> YOUR OBJECTIVE: From the entries below, copy every line holding the word "icon".

Website and app data records
┏━━
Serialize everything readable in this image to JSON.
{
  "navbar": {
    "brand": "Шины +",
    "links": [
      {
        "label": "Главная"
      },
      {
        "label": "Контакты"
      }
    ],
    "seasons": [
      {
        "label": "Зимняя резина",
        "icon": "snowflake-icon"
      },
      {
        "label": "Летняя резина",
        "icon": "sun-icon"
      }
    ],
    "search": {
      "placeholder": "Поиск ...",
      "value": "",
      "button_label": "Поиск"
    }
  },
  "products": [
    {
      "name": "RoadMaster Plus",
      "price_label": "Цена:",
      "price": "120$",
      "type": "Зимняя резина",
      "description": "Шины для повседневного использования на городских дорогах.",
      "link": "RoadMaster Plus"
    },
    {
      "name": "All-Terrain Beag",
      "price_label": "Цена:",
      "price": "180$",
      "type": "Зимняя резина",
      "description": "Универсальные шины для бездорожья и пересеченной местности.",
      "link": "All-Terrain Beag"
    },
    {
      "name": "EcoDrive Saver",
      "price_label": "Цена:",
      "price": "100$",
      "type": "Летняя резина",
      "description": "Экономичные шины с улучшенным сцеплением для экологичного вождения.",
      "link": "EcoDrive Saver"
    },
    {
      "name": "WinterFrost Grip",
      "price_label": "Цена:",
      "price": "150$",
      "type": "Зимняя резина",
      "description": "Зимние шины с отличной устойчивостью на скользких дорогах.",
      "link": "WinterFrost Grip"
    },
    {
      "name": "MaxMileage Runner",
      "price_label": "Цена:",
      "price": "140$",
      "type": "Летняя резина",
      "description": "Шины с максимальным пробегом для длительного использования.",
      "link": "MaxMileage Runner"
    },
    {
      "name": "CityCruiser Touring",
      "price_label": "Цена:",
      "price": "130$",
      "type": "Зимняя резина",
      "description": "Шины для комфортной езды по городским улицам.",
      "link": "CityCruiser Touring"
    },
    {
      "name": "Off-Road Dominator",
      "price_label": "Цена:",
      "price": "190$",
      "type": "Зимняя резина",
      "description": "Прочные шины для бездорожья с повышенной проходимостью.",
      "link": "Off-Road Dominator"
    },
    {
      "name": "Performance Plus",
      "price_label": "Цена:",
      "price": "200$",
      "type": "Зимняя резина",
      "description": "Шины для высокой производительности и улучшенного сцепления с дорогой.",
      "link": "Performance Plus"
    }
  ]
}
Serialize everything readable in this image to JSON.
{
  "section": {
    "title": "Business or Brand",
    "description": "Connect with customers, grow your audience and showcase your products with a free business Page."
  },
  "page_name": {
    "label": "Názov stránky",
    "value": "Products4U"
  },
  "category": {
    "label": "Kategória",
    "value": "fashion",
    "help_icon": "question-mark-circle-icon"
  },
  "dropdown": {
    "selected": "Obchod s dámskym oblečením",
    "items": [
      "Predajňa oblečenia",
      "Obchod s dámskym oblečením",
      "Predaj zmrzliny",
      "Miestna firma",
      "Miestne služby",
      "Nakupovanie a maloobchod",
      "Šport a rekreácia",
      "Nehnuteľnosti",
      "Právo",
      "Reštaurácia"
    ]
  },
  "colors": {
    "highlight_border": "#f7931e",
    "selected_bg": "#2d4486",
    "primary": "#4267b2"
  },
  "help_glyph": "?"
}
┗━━
> SOLUTION TO THIS TASK:
        "icon": "snowflake-icon"
        "icon": "sun-icon"
    "help_icon": "question-mark-circle-icon"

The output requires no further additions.